because Marshall had taught me not to hesitate; if you hesitate, if you falter, you’ve already lost psychological ground. In fact, I almost went crazy and lost all my training, but hung on by a little rag of intelligence. I formed a good fist and hit with my free left hand, striking for anything I could hit. I couldn’t place my assailant exactly, had no idea who had grabbed me.

My blows made contact with flesh, I thought a cheek. He grunted but didn’t lessen his formidable grip on my right wrist, and it was only with an effort that I kept the left hand free. I knew it was a man from the sound of the grunt, so I went for his balls, but he twisted to one side and evaded my fingers. He’d been wanting to catch that free hand, and this he finally did; bad news for me. I tried breaking loose by stepping into him and bringing my hands, palms up, against his thumbs, the same move that had worked against Bobo; once I was free, I would slap him over the ears or gouge his eyes, I wasn’t particular, I would kill him or hurt him however I could.

The move didn’t work because he’d been expecting it. His hands slid down from my wrists to hold me right below the elbows. I slammed my head forward to break his nose but got his chest instead. As I threw my head back up I heard his teeth click together, so I’d clipped his chin, but that wasn’t enough to effect any major damage. I tried for the groin again with my knee and this time managed to make some contact because I got the grunt again. Elated, I tried to bring him down by hooking my leg between his legs and kicking the back of his knee. This was incredibly stupid on my part, because I succeeded. I brought him down right on top of me.
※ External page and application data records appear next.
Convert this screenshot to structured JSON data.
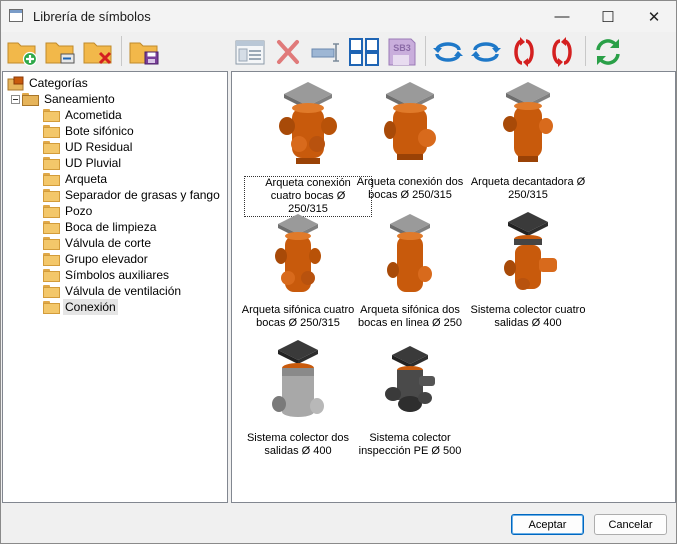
{
  "window": {
    "title": "Librería de símbolos",
    "minimize_glyph": "—",
    "maximize_glyph": "☐",
    "close_glyph": "✕"
  },
  "toolbar": {
    "buttons": [
      {
        "name": "new-category-button",
        "icon": "folder-add-icon"
      },
      {
        "name": "edit-category-button",
        "icon": "folder-edit-icon"
      },
      {
        "name": "delete-category-button",
        "icon": "folder-delete-icon"
      },
      {
        "name": "save-library-button",
        "icon": "folder-save-icon"
      },
      {
        "name": "symbol-properties-button",
        "icon": "window-properties-icon"
      },
      {
        "name": "delete-symbol-button",
        "icon": "red-x-icon"
      },
      {
        "name": "rename-symbol-button",
        "icon": "rename-field-icon"
      },
      {
        "name": "view-grid-button",
        "icon": "grid-view-icon"
      },
      {
        "name": "save-sb3-button",
        "icon": "sb3-save-icon",
        "text": "SB3"
      },
      {
        "name": "rotate-left-button",
        "icon": "rotate-horizontal-left-icon"
      },
      {
        "name": "rotate-right-button",
        "icon": "rotate-horizontal-right-icon"
      },
      {
        "name": "rotate-vertical-up-button",
        "icon": "rotate-vertical-up-icon"
      },
      {
        "name": "rotate-vertical-down-button",
        "icon": "rotate-vertical-down-icon"
      },
      {
        "name": "refresh-button",
        "icon": "refresh-icon"
      }
    ]
  },
  "tree": {
    "root": "Categorías",
    "group": "Saneamiento",
    "items": [
      "Acometida",
      "Bote sifónico",
      "UD Residual",
      "UD Pluvial",
      "Arqueta",
      "Separador de grasas y fango",
      "Pozo",
      "Boca de limpieza",
      "Válvula de corte",
      "Grupo elevador",
      "Símbolos auxiliares",
      "Válvula de ventilación",
      "Conexión"
    ],
    "selected": "Conexión"
  },
  "gallery": {
    "items": [
      {
        "line1": "Arqueta conexión",
        "line2": "cuatro bocas Ø",
        "line3": "250/315"
      },
      {
        "line1": "Arqueta conexión dos",
        "line2": "bocas Ø 250/315",
        "line3": ""
      },
      {
        "line1": "Arqueta decantadora Ø",
        "line2": "250/315",
        "line3": ""
      },
      {
        "line1": "Arqueta sifónica cuatro",
        "line2": "bocas Ø 250/315",
        "line3": ""
      },
      {
        "line1": "Arqueta sifónica dos",
        "line2": "bocas en linea Ø 250",
        "line3": ""
      },
      {
        "line1": "Sistema colector cuatro",
        "line2": "salidas Ø 400",
        "line3": ""
      },
      {
        "line1": "Sistema colector dos",
        "line2": "salidas Ø 400",
        "line3": ""
      },
      {
        "line1": "Sistema colector",
        "line2": "inspección PE Ø 500",
        "line3": ""
      }
    ]
  },
  "footer": {
    "accept_label": "Aceptar",
    "cancel_label": "Cancelar"
  },
  "colors": {
    "orange_pipe": "#c85a0c",
    "lid_gray": "#8a8a8a",
    "accent_blue": "#1e78c8",
    "accent_red": "#d42020",
    "accent_green": "#2aa048"
  }
}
He pinned me to the floor with his body, his strong hands gripping my arms to my sides, his legs weighting mine. I lost my mind. I bit him on the ear.

“Goddamn! Stop it!” He never lessened his grip, which was what I was working for, but brought his forehead down on mine, using my own trick against me. He hadn’t used full force, not by a long shot, but I gasped with pain and felt tears form in my eyes.
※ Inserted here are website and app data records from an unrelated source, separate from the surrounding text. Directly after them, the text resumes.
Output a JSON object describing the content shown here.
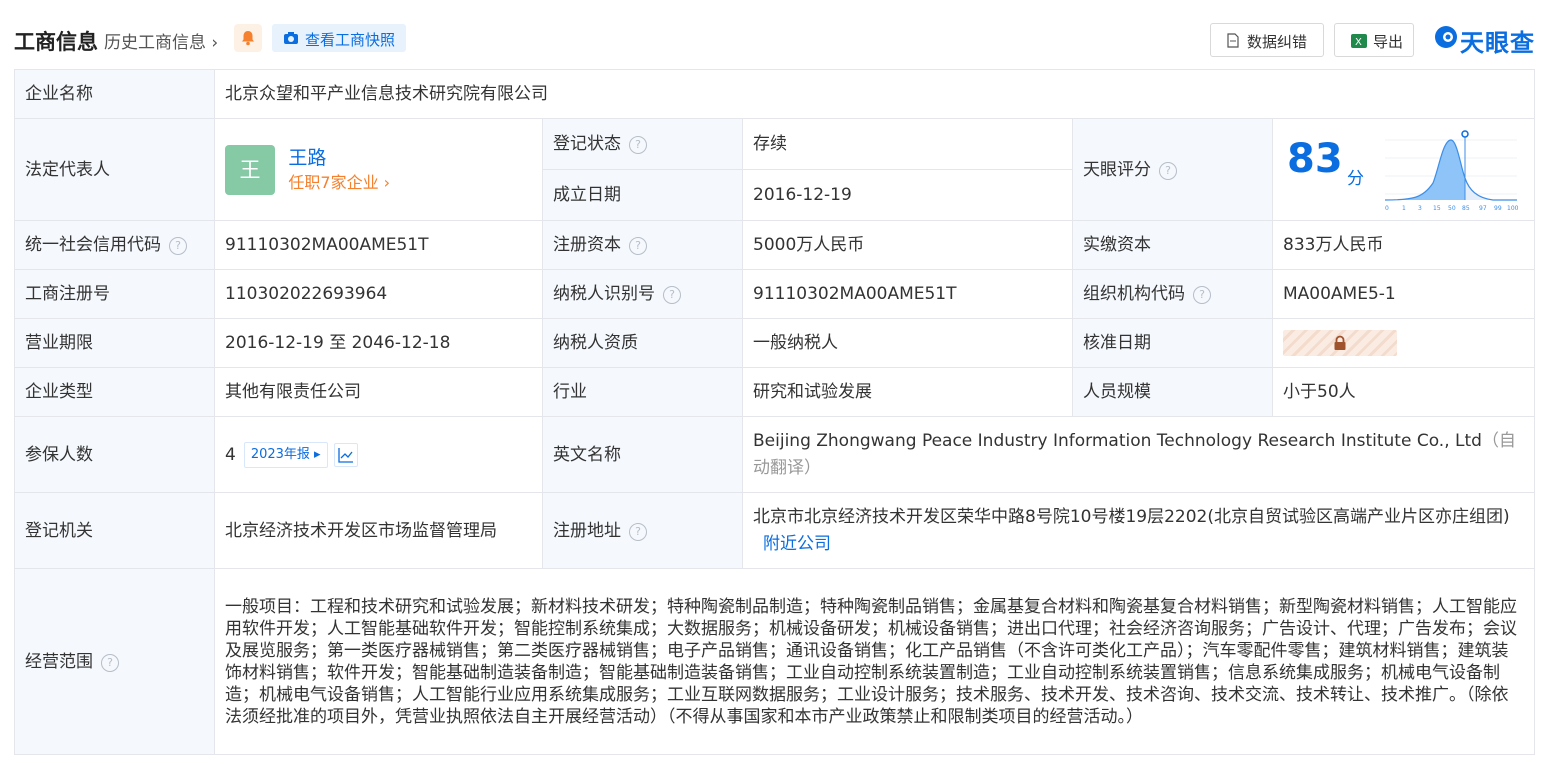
{
  "header": {
    "title": "工商信息",
    "history_link": "历史工商信息",
    "snapshot_label": "查看工商快照",
    "data_error_label": "数据纠错",
    "export_label": "导出",
    "brand": "天眼查",
    "brand_color": "#0a6de0"
  },
  "company": {
    "name_label": "企业名称",
    "name": "北京众望和平产业信息技术研究院有限公司",
    "legal_rep_label": "法定代表人",
    "legal_rep_avatar": "王",
    "legal_rep_name": "王路",
    "legal_rep_jobs": "任职7家企业",
    "status_label": "登记状态",
    "status": "存续",
    "found_label": "成立日期",
    "found_date": "2016-12-19",
    "score_label": "天眼评分",
    "score": "83",
    "score_unit": "分",
    "score_axis": [
      "0",
      "1",
      "3",
      "15",
      "50",
      "85",
      "97",
      "99",
      "100"
    ],
    "credit_label": "统一社会信用代码",
    "credit_code": "91110302MA00AME51T",
    "reg_capital_label": "注册资本",
    "reg_capital": "5000万人民币",
    "paid_capital_label": "实缴资本",
    "paid_capital": "833万人民币",
    "reg_no_label": "工商注册号",
    "reg_no": "110302022693964",
    "taxpayer_id_label": "纳税人识别号",
    "taxpayer_id": "91110302MA00AME51T",
    "org_code_label": "组织机构代码",
    "org_code": "MA00AME5-1",
    "term_label": "营业期限",
    "term": "2016-12-19 至 2046-12-18",
    "taxpayer_type_label": "纳税人资质",
    "taxpayer_type": "一般纳税人",
    "approve_label": "核准日期",
    "type_label": "企业类型",
    "type": "其他有限责任公司",
    "industry_label": "行业",
    "industry": "研究和试验发展",
    "staff_label": "人员规模",
    "staff": "小于50人",
    "insured_label": "参保人数",
    "insured": "4",
    "insured_year": "2023年报",
    "en_name_label": "英文名称",
    "en_name": "Beijing Zhongwang Peace Industry Information Technology Research Institute Co., Ltd",
    "en_name_note": "（自动翻译）",
    "authority_label": "登记机关",
    "authority": "北京经济技术开发区市场监督管理局",
    "address_label": "注册地址",
    "address": "北京市北京经济技术开发区荣华中路8号院10号楼19层2202(北京自贸试验区高端产业片区亦庄组团)",
    "nearby": "附近公司",
    "scope_label": "经营范围",
    "scope": "一般项目：工程和技术研究和试验发展；新材料技术研发；特种陶瓷制品制造；特种陶瓷制品销售；金属基复合材料和陶瓷基复合材料销售；新型陶瓷材料销售；人工智能应用软件开发；人工智能基础软件开发；智能控制系统集成；大数据服务；机械设备研发；机械设备销售；进出口代理；社会经济咨询服务；广告设计、代理；广告发布；会议及展览服务；第一类医疗器械销售；第二类医疗器械销售；电子产品销售；通讯设备销售；化工产品销售（不含许可类化工产品）；汽车零配件零售；建筑材料销售；建筑装饰材料销售；软件开发；智能基础制造装备制造；智能基础制造装备销售；工业自动控制系统装置制造；工业自动控制系统装置销售；信息系统集成服务；机械电气设备制造；机械电气设备销售；人工智能行业应用系统集成服务；工业互联网数据服务；工业设计服务；技术服务、技术开发、技术咨询、技术交流、技术转让、技术推广。（除依法须经批准的项目外，凭营业执照依法自主开展经营活动）（不得从事国家和本市产业政策禁止和限制类项目的经营活动。）"
  }
}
He moved his head down to my ear, so his cheek was against mine, an oddly intimate contact. I heaved and bucked against him, but I could feel the weakness in my movements. “Listen,” he hissed. And then as I opened my mouth to scream, hoping to throw him off guard for a second, he said the one thing that could have achieved a truce.

“They’re breaking in,” he whispered. “For God’s sake, just shut up and be still. They’ll kill us both.”

I know how to shut up and I know how to be still, though I couldn’t stop quivering. My eyes finally adjusted to the near-darkness of the closet, and by the faint light coming in through the partly open door, I saw that the man on top of me was Mr. Black Ponytail.

After a second, I wasn’t too surprised.

Those eyes were not focused on me, but staring out the closet door as the man listened to the faint sounds that were just now penetrating my tangled state of fear and rage.

He bent back so his mouth was by my ear, his newly shaven cheek again resting against mine. “It’s gonna take them a while. They don’t know shit about breaking and entering,” he said in a voice so low it seemed to come from somewhere inside my own head. “Now, who the fuck are you?”

Through clenched teeth I said, “I am the fucking
maid
.” Every muscle in my body was tensed, and the shivering would not stop no matter how I willed myself to be still. I began to make myself relax, knowing that if I didn’t, I would remain weak and disadvantaged.

BOOK: (LB1) Shakespeare's Champion
4.2Mb size Format: txt, pdf, ePub
ads

Other books

Circus of the Grand Design by Wexler, Robert Freeman
Cinnamon Roll Murder by Fluke, Joanne
Someone Always Knows by Marcia Muller
Remembering Smell by Bonnie Blodgett
Down the Garden Path by Dorothy Cannell
Other Alexander, The by Levkoff, Andrew
The Flood by Maggie Gee
A Guide to Philosophy in Six Hours and Fifteen Minutes by Witold Gombrowicz, Benjamin Ivry